_What to work on_. Give only the number of lines in the records below that contain the word "links".

(Data about app and page elements)

========

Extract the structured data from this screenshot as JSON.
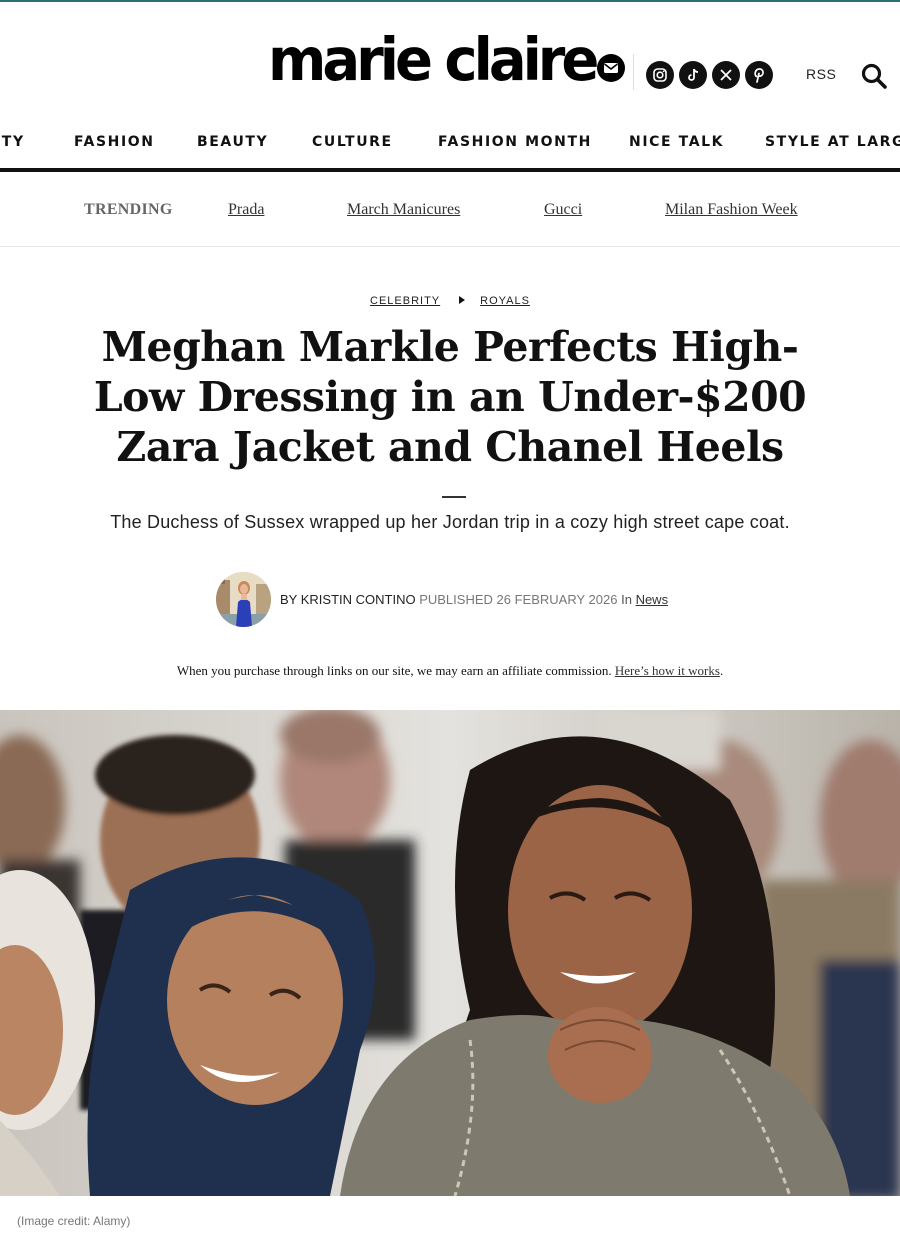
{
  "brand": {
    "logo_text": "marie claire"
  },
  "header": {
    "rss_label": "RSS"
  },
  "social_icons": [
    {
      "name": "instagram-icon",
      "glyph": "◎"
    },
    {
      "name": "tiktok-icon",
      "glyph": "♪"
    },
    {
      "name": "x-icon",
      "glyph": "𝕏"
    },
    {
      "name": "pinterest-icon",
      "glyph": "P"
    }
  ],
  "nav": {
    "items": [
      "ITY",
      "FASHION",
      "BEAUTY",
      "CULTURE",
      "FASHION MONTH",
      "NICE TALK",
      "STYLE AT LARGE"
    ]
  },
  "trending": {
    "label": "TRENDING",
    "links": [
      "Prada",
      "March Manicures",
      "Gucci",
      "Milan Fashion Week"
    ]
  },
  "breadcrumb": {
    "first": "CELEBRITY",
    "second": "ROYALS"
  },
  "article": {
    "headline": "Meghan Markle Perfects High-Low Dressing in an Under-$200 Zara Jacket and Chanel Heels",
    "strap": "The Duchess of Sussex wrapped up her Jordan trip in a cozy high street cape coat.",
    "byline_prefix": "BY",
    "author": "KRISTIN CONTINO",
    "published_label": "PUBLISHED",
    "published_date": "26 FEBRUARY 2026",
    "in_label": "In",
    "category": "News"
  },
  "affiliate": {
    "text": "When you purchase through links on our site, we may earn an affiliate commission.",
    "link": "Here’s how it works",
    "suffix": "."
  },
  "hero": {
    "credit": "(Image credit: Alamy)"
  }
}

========

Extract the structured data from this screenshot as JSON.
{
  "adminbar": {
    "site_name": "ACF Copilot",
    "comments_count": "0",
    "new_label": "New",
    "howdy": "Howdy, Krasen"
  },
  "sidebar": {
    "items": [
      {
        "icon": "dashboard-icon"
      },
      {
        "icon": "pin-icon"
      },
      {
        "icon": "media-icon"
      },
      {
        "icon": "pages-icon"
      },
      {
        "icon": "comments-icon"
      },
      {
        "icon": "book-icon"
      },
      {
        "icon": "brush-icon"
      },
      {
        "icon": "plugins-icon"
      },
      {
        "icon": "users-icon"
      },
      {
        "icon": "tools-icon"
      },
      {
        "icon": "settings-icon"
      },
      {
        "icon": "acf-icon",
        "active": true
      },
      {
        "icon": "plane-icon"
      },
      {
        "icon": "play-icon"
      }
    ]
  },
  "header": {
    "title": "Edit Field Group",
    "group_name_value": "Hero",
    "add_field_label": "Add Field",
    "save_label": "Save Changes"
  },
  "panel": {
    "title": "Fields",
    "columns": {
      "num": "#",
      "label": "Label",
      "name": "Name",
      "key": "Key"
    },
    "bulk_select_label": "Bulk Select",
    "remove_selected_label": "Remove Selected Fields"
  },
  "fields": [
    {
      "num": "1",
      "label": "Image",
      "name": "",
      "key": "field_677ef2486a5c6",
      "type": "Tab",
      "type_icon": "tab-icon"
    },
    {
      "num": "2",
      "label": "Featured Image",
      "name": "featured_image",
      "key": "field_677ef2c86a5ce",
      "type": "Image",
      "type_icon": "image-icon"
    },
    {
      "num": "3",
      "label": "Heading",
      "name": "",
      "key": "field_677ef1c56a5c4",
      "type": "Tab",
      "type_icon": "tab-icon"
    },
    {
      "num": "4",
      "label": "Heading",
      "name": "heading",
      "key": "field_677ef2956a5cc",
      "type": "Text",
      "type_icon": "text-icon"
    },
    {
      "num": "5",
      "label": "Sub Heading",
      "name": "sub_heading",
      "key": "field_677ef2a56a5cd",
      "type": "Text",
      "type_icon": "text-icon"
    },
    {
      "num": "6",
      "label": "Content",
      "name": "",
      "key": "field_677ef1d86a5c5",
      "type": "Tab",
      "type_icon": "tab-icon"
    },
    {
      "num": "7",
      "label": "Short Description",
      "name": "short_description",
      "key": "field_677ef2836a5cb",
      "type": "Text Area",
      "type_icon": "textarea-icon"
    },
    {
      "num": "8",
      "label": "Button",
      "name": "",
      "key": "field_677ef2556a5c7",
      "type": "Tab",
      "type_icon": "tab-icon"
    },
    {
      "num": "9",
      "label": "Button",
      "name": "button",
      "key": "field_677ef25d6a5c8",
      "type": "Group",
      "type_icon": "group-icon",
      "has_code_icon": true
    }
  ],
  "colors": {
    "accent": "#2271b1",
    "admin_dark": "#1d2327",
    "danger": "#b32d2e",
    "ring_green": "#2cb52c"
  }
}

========

_Answer box_. 2